[The] intolerant and hateful tone has come to frighten some of the parents and incoming parents,” she wrote.”I have grown increasingly concerned that these few outsiders will disrupt the community of learning when the Academy opens its doors on September 4th. Therefore, I have decided to step aside to give the Academy and its dedicated staff the full opportunity to flourish without these unwarranted attacks.

The Stop the Madrassa Coalition welcomed her resignation. But their core concerns remain. While somewhat sympathetic to the claims of the conservative activists regarding the potential for radicalization at the school and in complete support with their calls for Almontaser’s ouster, I do not view public schools of this sort in a completely negative light.

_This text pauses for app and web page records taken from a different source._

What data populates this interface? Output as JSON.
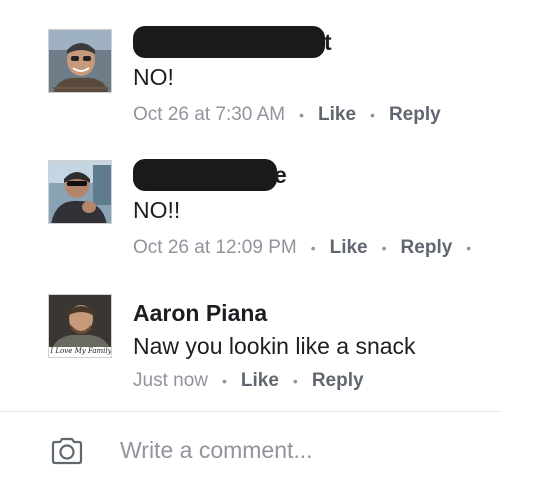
{
  "comments": [
    {
      "author_visible": "t",
      "text": "NO!",
      "timestamp": "Oct 26 at 7:30 AM",
      "like_label": "Like",
      "reply_label": "Reply",
      "dot": "•"
    },
    {
      "author_visible": "e",
      "text": "NO!!",
      "timestamp": "Oct 26 at 12:09 PM",
      "like_label": "Like",
      "reply_label": "Reply",
      "dot": "•"
    },
    {
      "author": "Aaron Piana",
      "text": "Naw you lookin like a snack",
      "timestamp": "Just now",
      "like_label": "Like",
      "reply_label": "Reply",
      "dot": "•",
      "avatar_caption": "I Love My Family"
    }
  ],
  "composer": {
    "placeholder": "Write a comment..."
  },
  "colors": {
    "meta_text": "#90949c",
    "link_text": "#616770",
    "body_text": "#1c1e21",
    "redaction": "#1a1a1a"
  },
  "icons": {
    "composer_camera": "camera-icon"
  }
}
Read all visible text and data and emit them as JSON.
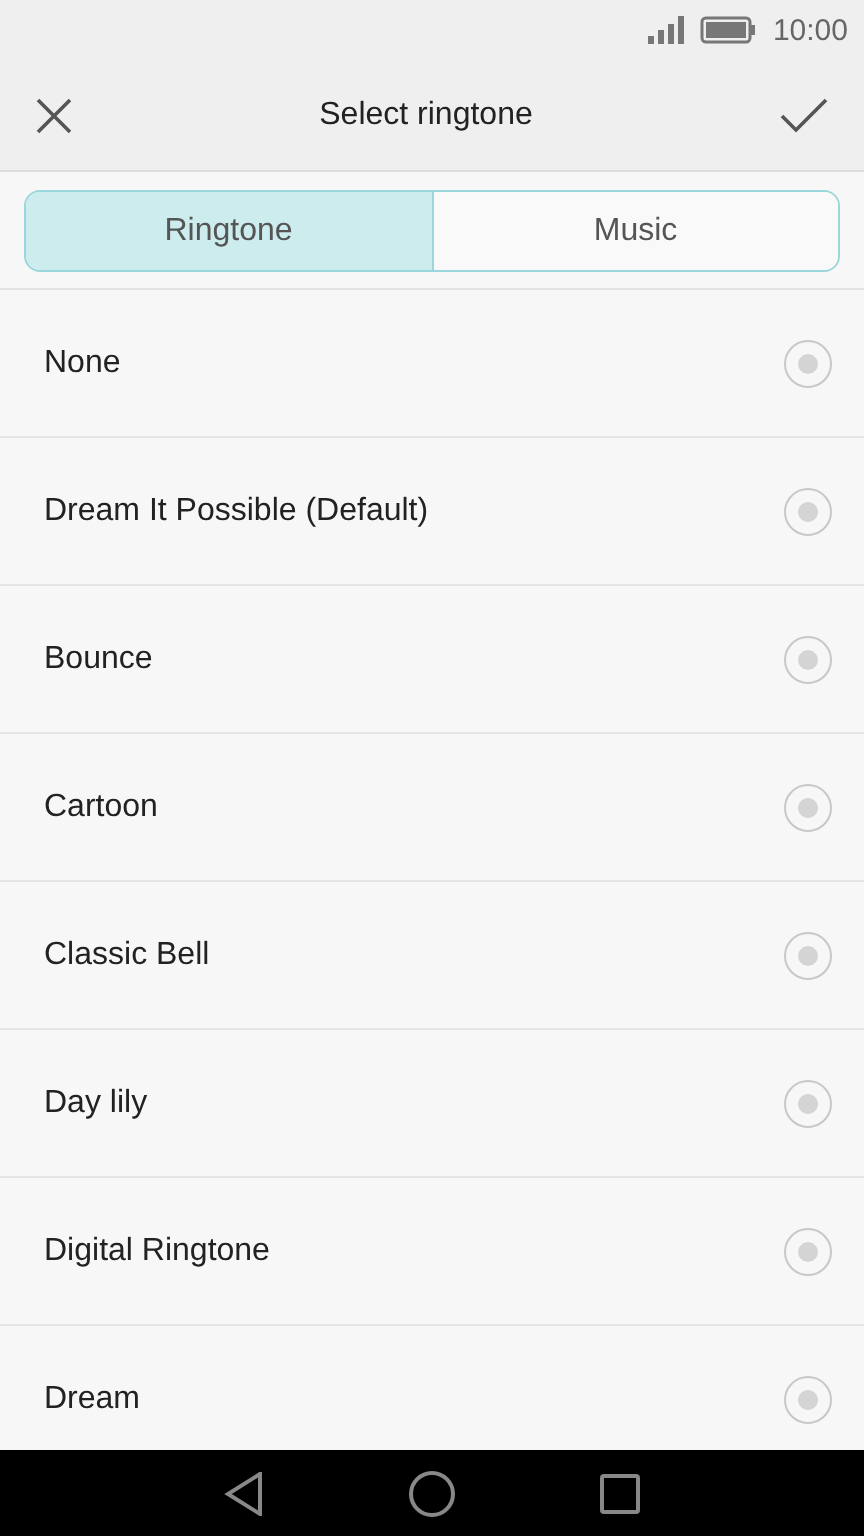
{
  "status_bar": {
    "time": "10:00"
  },
  "header": {
    "title": "Select ringtone"
  },
  "tabs": [
    {
      "label": "Ringtone",
      "selected": true
    },
    {
      "label": "Music",
      "selected": false
    }
  ],
  "ringtones": [
    {
      "name": "None",
      "selected": false
    },
    {
      "name": "Dream It Possible (Default)",
      "selected": false
    },
    {
      "name": "Bounce",
      "selected": false
    },
    {
      "name": "Cartoon",
      "selected": false
    },
    {
      "name": "Classic Bell",
      "selected": false
    },
    {
      "name": "Day lily",
      "selected": false
    },
    {
      "name": "Digital Ringtone",
      "selected": false
    },
    {
      "name": "Dream",
      "selected": false
    }
  ]
}
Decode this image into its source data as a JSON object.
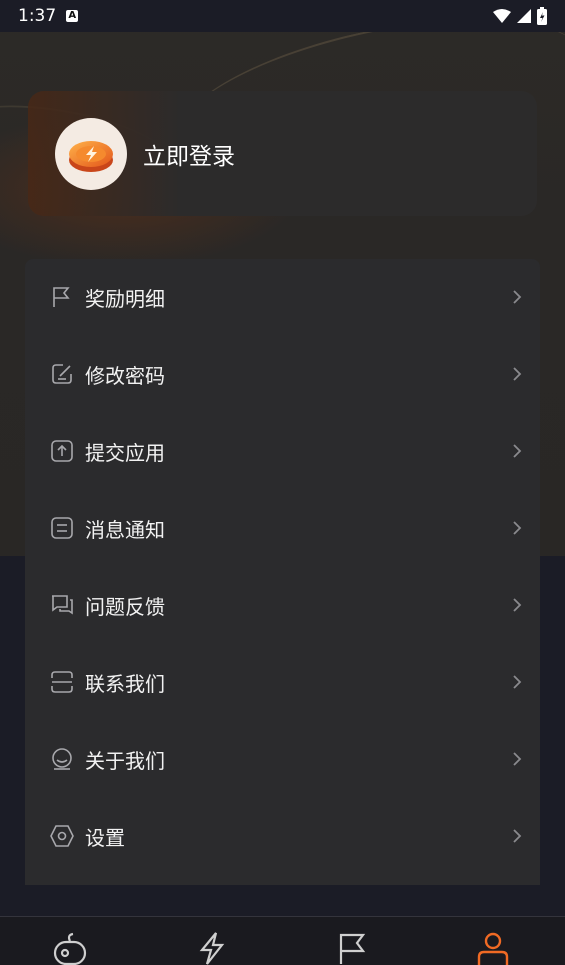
{
  "status_bar": {
    "time": "1:37",
    "notification_badge": "A",
    "icons": [
      "wifi-icon",
      "cellular-icon",
      "battery-icon"
    ]
  },
  "login_card": {
    "avatar_icon": "coin-lightning-icon",
    "login_label": "立即登录"
  },
  "menu": {
    "items": [
      {
        "label": "奖励明细",
        "icon": "flag-icon"
      },
      {
        "label": "修改密码",
        "icon": "edit-icon"
      },
      {
        "label": "提交应用",
        "icon": "upload-icon"
      },
      {
        "label": "消息通知",
        "icon": "message-icon"
      },
      {
        "label": "问题反馈",
        "icon": "chat-icon"
      },
      {
        "label": "联系我们",
        "icon": "scan-icon"
      },
      {
        "label": "关于我们",
        "icon": "about-icon"
      },
      {
        "label": "设置",
        "icon": "settings-icon"
      }
    ]
  },
  "bottom_nav": {
    "tabs": [
      {
        "icon": "gamepad-icon",
        "active": false
      },
      {
        "icon": "lightning-icon",
        "active": false
      },
      {
        "icon": "flag-icon",
        "active": false
      },
      {
        "icon": "user-icon",
        "active": true
      }
    ],
    "active_color": "#f06a24",
    "inactive_color": "#cfcfcf"
  },
  "colors": {
    "accent": "#f06a24",
    "menu_card": "#2b2b2d",
    "background": "#1b1c26"
  }
}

From a security perspective, it is preferable for the school to be public rather than private because the state has more control over the staff, curriculum and administration in a public system. Simply stated, public schools are instruments of the state. If this was a private school, the state would have much less control over what books the students were reading, the certification of teachers (or lack thereof) and all of the other matters that rightly concern conservatives. Second, a school that offers Arabic language and allows students to explore the complexities of that part of the world is a good thing. Aren’t conservatives constantly lamenting that our foreign service and intelligence services–not to mention our troops in Iraq–lack people with these basic skills?

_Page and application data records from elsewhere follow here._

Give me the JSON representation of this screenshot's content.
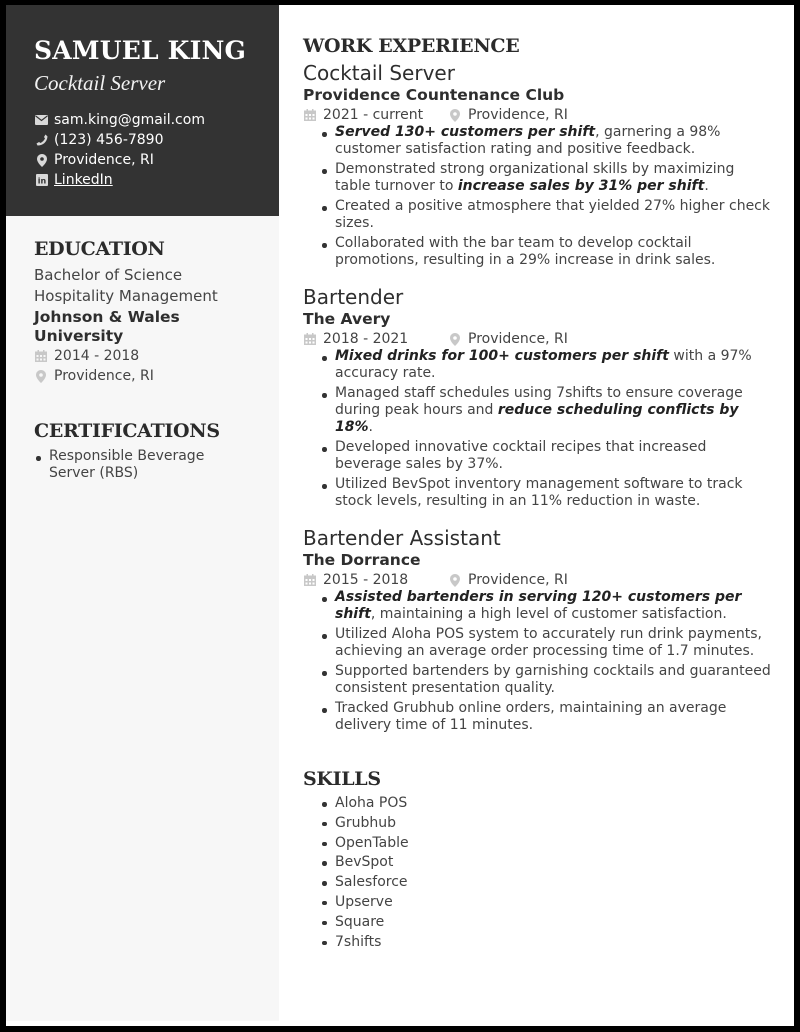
{
  "header": {
    "name": "SAMUEL KING",
    "title": "Cocktail Server",
    "contacts": {
      "email": "sam.king@gmail.com",
      "phone": "(123) 456-7890",
      "location": "Providence, RI",
      "linkedin": "LinkedIn"
    }
  },
  "education": {
    "heading": "EDUCATION",
    "degree": "Bachelor of Science",
    "field": "Hospitality Management",
    "school": "Johnson & Wales University",
    "dates": "2014 - 2018",
    "location": "Providence, RI"
  },
  "certifications": {
    "heading": "CERTIFICATIONS",
    "items": [
      "Responsible Beverage Server (RBS)"
    ]
  },
  "work": {
    "heading": "WORK EXPERIENCE",
    "jobs": [
      {
        "title": "Cocktail Server",
        "company": "Providence Countenance Club",
        "dates": "2021 - current",
        "location": "Providence, RI",
        "bullets": [
          {
            "pre": "",
            "bold": "Served 130+ customers per shift",
            "post": ", garnering a 98% customer satisfaction rating and positive feedback."
          },
          {
            "pre": "Demonstrated strong organizational skills by maximizing table turnover to ",
            "bold": "increase sales by 31% per shift",
            "post": "."
          },
          {
            "pre": "Created a positive atmosphere that yielded 27% higher check sizes.",
            "bold": "",
            "post": ""
          },
          {
            "pre": "Collaborated with the bar team to develop cocktail promotions, resulting in a 29% increase in drink sales.",
            "bold": "",
            "post": ""
          }
        ]
      },
      {
        "title": "Bartender",
        "company": "The Avery",
        "dates": "2018 - 2021",
        "location": "Providence, RI",
        "bullets": [
          {
            "pre": "",
            "bold": "Mixed drinks for 100+ customers per shift",
            "post": " with a 97% accuracy rate."
          },
          {
            "pre": "Managed staff schedules using 7shifts to ensure coverage during peak hours and ",
            "bold": "reduce scheduling conflicts by 18%",
            "post": "."
          },
          {
            "pre": "Developed innovative cocktail recipes that increased beverage sales by 37%.",
            "bold": "",
            "post": ""
          },
          {
            "pre": "Utilized BevSpot inventory management software to track stock levels, resulting in an 11% reduction in waste.",
            "bold": "",
            "post": ""
          }
        ]
      },
      {
        "title": "Bartender Assistant",
        "company": "The Dorrance",
        "dates": "2015 - 2018",
        "location": "Providence, RI",
        "bullets": [
          {
            "pre": "",
            "bold": "Assisted bartenders in serving 120+ customers per shift",
            "post": ", maintaining a high level of customer satisfaction."
          },
          {
            "pre": "Utilized Aloha POS system to accurately run drink payments, achieving an average order processing time of 1.7 minutes.",
            "bold": "",
            "post": ""
          },
          {
            "pre": "Supported bartenders by garnishing cocktails and guaranteed consistent presentation quality.",
            "bold": "",
            "post": ""
          },
          {
            "pre": "Tracked Grubhub online orders, maintaining an average delivery time of 11 minutes.",
            "bold": "",
            "post": ""
          }
        ]
      }
    ]
  },
  "skills": {
    "heading": "SKILLS",
    "items": [
      "Aloha POS",
      "Grubhub",
      "OpenTable",
      "BevSpot",
      "Salesforce",
      "Upserve",
      "Square",
      "7shifts"
    ]
  },
  "icons": {
    "email": "envelope-icon",
    "phone": "phone-icon",
    "location": "map-pin-icon",
    "linkedin": "linkedin-icon",
    "date": "calendar-icon"
  },
  "colors": {
    "sidebar_header": "#333333",
    "sidebar_body": "#f7f7f7",
    "frame": "#000000",
    "text": "#2e2e2e",
    "meta_icon": "#c8c8c8"
  }
}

In The New York Sun, Rabbi Andy Bachman of Congregation Beth Elohim in Brooklyn said:

[H]e is confident that Khalil Gibran will be an antidote to terrorism, not a perpetrator of it. “In the wake of both 9/11 and the perilous state of the world, with several wars moving all around us,” he said, “it’s I think a beautiful opportunity to bring students from a variety of backgrounds all together to learn about Arabic culture.” Rabbi Bachman also praised the opportunity for students of Arab origin to learn about American values in a public school.

Daniel Pipes also supports Arabic language schools, with certain stipulations:

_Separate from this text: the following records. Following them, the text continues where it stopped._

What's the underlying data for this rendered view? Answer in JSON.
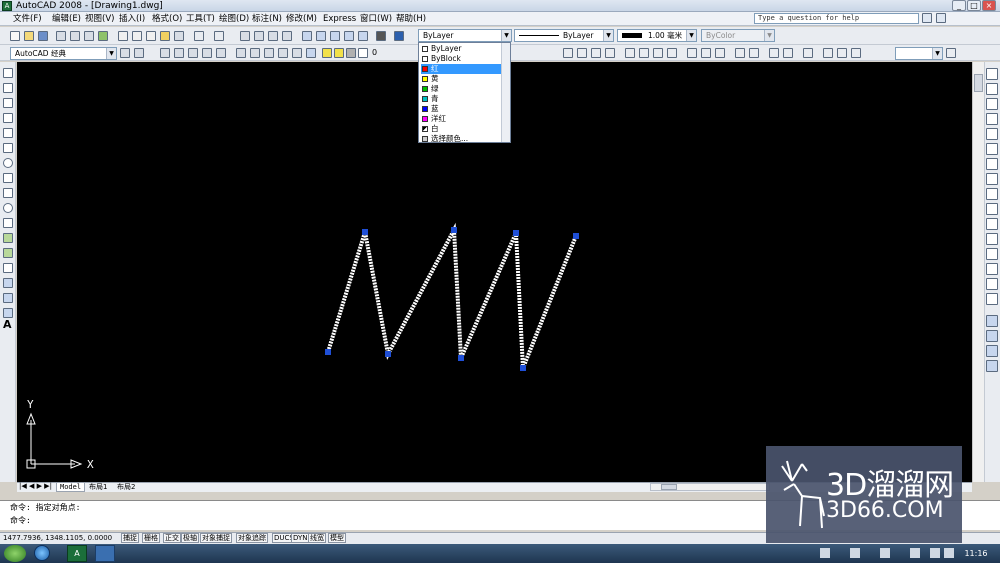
{
  "window": {
    "title": "AutoCAD 2008 - [Drawing1.dwg]"
  },
  "menu": [
    "文件(F)",
    "编辑(E)",
    "视图(V)",
    "插入(I)",
    "格式(O)",
    "工具(T)",
    "绘图(D)",
    "标注(N)",
    "修改(M)",
    "Express",
    "窗口(W)",
    "帮助(H)"
  ],
  "help_search": {
    "placeholder": "Type a question for help"
  },
  "toolbar": {
    "color_select": "ByLayer",
    "linetype_select": "ByLayer",
    "lineweight_select": "1.00 毫米",
    "plotstyle_select": "ByColor",
    "workspace_select": "AutoCAD 经典",
    "layer_value": "0"
  },
  "color_dropdown": {
    "items": [
      {
        "label": "ByLayer",
        "color": "#ffffff"
      },
      {
        "label": "ByBlock",
        "color": "#ffffff"
      },
      {
        "label": "红",
        "color": "#ff0000",
        "highlighted": true
      },
      {
        "label": "黄",
        "color": "#ffff00"
      },
      {
        "label": "绿",
        "color": "#00c000"
      },
      {
        "label": "青",
        "color": "#00c0c0"
      },
      {
        "label": "蓝",
        "color": "#0000ff"
      },
      {
        "label": "洋红",
        "color": "#ff00ff"
      },
      {
        "label": "白",
        "color": "#ffffff"
      },
      {
        "label": "选择颜色...",
        "color": "#cccccc"
      }
    ]
  },
  "layout_tabs": [
    "Model",
    "布局1",
    "布局2"
  ],
  "ucs": {
    "x_label": "X",
    "y_label": "Y"
  },
  "command": {
    "line1": "命令: 指定对角点:",
    "line2": "命令:"
  },
  "status": {
    "coords": "1477.7936, 1348.1105, 0.0000",
    "toggles": [
      "捕捉",
      "栅格",
      "正交",
      "极轴",
      "对象捕捉",
      "对象追踪",
      "DUCS",
      "DYN",
      "线宽",
      "模型"
    ]
  },
  "clock": "11:16",
  "watermark": {
    "main": "3D溜溜网",
    "sub": "3D66.COM"
  }
}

America needs more Arabic speakers. In practice, however, Arabic-language instruction needs special scrutiny. The city, in other words, could take steps to make the KGIA acceptable by dispensing with the existing set of goals, fundamentally rethinking its mission, appointing a new advisory board, hiring new staff, and imposing the necessary educational and political controls.

I agree with Rabbi Bachman and Mr. Pipes. NYC has public schools that center on Chinese language and Asian culture and a new school emphasizing Spanish and Latin-American culture is opening soon. Given the diversity of this city a South Asian school in Jackson Heights, Queens is probably not far away. Is this the direction we are heading? A educational system that caters to a multitude of ethnic and national communities? And is that a great idea? My wife counters, “why not offer these languages and cultural studies options at the existing schools? It’s 2007, these kids don’t want to learn French and German.”